Fish in Lake Victoria evolving around pollution
The fish evolved to improve their ability to see food and predators at different depths as well as the way they saw colours. The sensitivity of female eyes, which varies as a result of adaptation to the environment, determined the way they attracted mates. Researchers at the Swiss Federal Institute of Aquatic Science and Technology found that females more attuned to blue will choose a metallic blue mate, while those better able to see red will prefer a bright red male.
"The split of one species into two was initiated by adaptation of the sensory system, in this case the eyes, to the local environment," said Seehausen, an evolutionary biologist at the Swiss Federal Institute of Aquatic Science and Technology.
The cichlid fish are an important model for evolutionary biologists because no other group of vertebrates has split into so many species - about 2,000 - so quickly, Seehausen said in a telephone interview.
Scientists also generally believe that originating a new species requires geographical isolation -- such as two continents drifting apart. The fact that the two different cichlid fish species live side by side is puzzling, he said.
"These fish meet each other all the time and really live in the same spot," Seehausen said. "We knew there were two different species but we didn't know how that came about."
The findings have implications for conservation efforts because they suggest that pollution that changes the light in the water would lead the two species to collapse and merge into a single one, Seehausen said.
The findings, and the introduction of a predatory fish, "help explain the very rapid loss of cichlid species in Lake Victoria over the past 30 years," Seehausen said, adding that the number of species there had fallen by half from 500.
The researchers looked at two species, marked by their red or blue colours, found off five islands throughout the lake. They determined through lab experiments that certain genetic mutations helped some fish adapt their vision at deeper levels to see the colour red, and others in shallower water to recognize shades of blue.
That gave blue males a mating advantage in shallower water and red ones an edge in deeper parts of the lake because they were more attractive to female fish.
This diversity is not really natural, pollution has forced these dramatic changes.
Evolution by vision could explain why Lake Victoria is home to hundreds of species of cichlids, which are popular aquarium fish. However, as urban growth pumps more sediment and algae-feeding fertilisers into Lake Victoria unchecked, many species are vanishing.

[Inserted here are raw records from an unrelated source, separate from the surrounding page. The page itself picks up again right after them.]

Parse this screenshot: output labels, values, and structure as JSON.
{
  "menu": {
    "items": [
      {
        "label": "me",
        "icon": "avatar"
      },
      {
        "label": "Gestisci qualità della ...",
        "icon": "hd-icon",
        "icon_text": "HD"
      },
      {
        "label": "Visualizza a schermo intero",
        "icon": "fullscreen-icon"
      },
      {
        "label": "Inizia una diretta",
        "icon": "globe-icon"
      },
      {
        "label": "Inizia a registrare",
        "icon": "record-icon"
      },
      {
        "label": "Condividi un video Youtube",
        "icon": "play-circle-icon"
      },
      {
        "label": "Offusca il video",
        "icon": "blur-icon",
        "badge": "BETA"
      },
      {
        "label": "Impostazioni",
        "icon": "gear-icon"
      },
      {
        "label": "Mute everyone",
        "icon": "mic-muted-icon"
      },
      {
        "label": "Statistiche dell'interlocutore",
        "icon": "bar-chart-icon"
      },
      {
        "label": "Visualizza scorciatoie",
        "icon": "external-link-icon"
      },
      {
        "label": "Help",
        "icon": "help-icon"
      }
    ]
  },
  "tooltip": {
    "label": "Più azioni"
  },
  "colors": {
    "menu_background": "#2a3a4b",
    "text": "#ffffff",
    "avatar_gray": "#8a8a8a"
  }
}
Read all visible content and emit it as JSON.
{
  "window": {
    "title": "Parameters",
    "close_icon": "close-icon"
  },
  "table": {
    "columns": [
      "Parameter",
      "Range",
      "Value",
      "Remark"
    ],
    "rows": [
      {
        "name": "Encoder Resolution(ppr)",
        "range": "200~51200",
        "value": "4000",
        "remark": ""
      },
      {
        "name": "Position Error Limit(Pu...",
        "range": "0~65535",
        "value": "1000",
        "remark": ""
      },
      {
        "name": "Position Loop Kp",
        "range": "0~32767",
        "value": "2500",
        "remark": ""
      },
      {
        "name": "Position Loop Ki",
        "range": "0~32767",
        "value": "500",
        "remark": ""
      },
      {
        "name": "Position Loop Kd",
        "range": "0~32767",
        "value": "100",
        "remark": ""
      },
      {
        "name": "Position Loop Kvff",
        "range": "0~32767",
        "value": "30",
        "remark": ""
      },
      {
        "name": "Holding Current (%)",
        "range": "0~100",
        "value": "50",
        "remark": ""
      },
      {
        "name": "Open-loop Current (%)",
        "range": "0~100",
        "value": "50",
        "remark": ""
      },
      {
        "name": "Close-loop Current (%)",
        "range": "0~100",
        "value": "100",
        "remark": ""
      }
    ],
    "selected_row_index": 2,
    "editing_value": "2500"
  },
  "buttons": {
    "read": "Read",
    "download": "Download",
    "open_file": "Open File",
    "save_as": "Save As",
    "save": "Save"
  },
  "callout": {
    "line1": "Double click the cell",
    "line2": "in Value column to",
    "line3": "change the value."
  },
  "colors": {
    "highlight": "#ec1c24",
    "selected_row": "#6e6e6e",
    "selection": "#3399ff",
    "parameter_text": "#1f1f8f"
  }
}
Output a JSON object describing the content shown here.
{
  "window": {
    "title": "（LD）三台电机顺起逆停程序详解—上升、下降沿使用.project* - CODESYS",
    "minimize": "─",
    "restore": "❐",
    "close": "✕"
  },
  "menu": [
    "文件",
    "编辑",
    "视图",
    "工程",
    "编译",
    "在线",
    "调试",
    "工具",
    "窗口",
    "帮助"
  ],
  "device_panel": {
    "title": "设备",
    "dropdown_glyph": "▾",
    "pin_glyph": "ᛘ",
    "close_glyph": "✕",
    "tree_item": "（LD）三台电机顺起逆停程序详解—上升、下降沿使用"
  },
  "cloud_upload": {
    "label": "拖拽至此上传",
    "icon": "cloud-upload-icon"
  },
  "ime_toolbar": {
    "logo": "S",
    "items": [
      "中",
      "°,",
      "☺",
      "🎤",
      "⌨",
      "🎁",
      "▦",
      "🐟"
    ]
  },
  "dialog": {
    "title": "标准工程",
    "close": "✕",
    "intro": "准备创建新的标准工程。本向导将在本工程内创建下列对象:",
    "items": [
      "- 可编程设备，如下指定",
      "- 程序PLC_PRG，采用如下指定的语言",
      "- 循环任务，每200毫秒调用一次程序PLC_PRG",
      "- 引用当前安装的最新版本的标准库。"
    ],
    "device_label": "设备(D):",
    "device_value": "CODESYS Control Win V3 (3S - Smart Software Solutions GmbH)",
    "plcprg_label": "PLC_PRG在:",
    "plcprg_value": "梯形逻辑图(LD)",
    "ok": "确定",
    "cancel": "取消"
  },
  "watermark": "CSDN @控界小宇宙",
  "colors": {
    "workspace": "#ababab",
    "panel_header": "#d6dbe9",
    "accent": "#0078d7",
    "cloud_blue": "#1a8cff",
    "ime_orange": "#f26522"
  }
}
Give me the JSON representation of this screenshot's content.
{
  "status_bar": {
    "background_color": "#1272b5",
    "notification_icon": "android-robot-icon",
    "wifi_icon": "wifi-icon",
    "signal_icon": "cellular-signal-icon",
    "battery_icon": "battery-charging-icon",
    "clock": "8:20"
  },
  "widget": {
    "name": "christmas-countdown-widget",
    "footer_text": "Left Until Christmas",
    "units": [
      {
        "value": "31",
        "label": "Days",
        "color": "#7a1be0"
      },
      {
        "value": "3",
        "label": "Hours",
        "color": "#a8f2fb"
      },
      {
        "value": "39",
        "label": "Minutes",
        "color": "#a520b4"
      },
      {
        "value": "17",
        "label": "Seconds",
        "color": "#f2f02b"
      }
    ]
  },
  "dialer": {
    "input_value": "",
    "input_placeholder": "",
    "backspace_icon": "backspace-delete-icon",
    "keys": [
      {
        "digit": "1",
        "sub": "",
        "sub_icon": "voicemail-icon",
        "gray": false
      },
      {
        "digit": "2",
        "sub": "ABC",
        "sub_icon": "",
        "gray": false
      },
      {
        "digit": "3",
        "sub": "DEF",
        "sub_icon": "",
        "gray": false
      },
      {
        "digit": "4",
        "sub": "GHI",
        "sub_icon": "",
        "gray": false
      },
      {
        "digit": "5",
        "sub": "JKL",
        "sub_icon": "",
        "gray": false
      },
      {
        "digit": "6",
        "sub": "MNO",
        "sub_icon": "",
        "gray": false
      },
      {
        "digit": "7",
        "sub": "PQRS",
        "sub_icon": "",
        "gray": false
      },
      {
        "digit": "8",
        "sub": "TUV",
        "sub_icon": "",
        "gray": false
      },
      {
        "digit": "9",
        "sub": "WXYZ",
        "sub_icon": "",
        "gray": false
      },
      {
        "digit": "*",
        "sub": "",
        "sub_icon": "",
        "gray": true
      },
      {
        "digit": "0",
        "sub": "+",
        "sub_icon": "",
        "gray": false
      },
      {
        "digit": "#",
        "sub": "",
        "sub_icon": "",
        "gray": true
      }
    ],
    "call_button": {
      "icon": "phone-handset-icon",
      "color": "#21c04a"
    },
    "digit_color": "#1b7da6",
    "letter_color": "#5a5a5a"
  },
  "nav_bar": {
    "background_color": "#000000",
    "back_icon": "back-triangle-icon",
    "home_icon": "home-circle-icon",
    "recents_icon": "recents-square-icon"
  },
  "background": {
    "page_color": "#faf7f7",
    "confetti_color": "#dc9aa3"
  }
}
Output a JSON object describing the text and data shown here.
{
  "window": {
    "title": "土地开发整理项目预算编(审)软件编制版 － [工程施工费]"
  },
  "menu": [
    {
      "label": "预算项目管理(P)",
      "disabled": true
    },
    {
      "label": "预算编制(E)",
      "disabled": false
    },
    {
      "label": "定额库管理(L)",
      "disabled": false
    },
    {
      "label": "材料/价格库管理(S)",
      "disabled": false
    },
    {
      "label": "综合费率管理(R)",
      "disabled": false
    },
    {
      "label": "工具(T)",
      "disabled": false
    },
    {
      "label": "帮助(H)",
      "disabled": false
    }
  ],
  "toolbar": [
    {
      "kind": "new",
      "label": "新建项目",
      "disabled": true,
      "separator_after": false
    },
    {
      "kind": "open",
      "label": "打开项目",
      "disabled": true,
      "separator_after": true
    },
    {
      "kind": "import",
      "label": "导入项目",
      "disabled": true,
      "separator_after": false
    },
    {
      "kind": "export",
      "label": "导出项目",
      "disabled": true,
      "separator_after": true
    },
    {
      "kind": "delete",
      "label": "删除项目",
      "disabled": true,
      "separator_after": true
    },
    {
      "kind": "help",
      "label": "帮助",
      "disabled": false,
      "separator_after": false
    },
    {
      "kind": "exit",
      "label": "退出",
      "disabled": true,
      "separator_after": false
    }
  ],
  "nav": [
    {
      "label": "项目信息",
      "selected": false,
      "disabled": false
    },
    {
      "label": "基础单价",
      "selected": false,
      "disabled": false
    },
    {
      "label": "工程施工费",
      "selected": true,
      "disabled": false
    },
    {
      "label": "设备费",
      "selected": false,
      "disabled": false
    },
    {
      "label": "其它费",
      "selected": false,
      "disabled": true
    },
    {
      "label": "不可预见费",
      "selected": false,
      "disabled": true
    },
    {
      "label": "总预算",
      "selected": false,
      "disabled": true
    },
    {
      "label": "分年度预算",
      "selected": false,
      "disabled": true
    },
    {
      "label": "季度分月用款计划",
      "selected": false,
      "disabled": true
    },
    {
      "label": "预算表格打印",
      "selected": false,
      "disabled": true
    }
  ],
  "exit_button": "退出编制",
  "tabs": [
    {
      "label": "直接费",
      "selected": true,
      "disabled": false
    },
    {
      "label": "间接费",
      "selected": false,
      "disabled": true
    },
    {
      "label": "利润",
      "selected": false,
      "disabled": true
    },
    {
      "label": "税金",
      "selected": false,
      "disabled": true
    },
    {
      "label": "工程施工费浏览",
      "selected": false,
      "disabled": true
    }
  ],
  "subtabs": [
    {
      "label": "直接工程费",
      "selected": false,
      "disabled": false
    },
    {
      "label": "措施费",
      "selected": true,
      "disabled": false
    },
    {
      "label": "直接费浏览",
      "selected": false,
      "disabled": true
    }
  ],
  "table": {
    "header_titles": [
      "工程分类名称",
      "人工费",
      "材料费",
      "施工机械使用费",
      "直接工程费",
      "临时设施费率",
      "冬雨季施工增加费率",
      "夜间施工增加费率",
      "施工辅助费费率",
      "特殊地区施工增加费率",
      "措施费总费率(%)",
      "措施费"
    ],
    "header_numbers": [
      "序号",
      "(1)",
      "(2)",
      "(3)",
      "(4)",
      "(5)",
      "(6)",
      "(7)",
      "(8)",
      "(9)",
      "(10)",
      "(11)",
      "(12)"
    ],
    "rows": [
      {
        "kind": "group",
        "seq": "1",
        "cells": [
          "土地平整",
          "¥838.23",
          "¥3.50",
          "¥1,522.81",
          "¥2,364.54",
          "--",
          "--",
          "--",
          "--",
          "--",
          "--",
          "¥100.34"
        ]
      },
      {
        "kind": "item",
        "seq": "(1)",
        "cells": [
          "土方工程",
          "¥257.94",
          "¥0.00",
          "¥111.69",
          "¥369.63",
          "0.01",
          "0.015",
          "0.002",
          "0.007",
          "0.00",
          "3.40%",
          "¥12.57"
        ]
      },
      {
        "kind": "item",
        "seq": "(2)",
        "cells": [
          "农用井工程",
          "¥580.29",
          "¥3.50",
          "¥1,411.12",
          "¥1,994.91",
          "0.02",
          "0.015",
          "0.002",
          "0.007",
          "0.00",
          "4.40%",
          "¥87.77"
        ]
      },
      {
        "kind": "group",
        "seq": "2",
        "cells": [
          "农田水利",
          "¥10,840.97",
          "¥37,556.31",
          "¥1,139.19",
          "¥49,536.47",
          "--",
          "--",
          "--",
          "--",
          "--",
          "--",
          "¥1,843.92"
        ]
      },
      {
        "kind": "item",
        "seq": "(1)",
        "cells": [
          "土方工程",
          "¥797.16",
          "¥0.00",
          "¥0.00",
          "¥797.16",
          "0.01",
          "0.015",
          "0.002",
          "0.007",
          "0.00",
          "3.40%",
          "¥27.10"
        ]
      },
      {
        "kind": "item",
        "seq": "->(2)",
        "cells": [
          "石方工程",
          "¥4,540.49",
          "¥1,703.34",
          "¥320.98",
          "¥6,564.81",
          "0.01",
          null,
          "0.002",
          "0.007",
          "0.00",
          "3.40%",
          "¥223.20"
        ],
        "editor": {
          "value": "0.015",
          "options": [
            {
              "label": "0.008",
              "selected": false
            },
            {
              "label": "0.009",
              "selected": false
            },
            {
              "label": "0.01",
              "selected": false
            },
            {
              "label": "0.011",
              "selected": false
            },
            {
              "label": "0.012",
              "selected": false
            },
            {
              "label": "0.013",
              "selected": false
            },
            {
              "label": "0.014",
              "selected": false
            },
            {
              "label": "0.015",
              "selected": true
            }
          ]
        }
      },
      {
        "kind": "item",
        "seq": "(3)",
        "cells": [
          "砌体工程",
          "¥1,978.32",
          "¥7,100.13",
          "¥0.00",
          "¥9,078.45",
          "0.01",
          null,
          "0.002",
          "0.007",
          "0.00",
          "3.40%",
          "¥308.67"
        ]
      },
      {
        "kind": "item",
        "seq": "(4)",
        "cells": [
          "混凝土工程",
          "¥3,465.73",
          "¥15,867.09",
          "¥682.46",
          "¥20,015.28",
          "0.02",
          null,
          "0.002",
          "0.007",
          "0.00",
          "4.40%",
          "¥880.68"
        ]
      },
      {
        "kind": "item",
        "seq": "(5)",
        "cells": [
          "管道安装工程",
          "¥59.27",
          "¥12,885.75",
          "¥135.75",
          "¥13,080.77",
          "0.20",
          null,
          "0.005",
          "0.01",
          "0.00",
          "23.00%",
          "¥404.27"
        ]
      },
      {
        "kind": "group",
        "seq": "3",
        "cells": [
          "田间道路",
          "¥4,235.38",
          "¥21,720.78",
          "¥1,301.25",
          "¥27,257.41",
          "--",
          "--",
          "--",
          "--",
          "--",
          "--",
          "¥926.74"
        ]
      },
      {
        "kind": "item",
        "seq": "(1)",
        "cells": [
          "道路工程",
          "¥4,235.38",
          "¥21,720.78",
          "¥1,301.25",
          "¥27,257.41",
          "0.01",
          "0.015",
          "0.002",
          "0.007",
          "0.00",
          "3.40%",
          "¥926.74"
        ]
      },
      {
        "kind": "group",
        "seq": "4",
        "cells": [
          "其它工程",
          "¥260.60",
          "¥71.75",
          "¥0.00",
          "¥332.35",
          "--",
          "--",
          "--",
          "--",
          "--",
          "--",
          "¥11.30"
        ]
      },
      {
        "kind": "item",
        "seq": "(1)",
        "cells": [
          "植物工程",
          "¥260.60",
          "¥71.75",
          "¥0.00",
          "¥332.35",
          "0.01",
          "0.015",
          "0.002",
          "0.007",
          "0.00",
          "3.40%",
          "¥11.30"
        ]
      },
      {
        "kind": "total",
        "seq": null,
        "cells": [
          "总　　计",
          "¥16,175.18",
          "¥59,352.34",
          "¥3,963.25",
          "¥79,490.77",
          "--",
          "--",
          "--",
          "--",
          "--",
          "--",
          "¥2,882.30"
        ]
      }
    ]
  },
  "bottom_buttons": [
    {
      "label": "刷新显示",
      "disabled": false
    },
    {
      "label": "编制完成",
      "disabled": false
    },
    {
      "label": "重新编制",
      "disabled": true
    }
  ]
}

"Species diversity in this lake has imploded in the last 30 years," Seehausen says. "It is the largest human-witnessed mass extinction of vertebrates." Rather than die out, species facing radically changed optical environments interbreed out of existence, he says.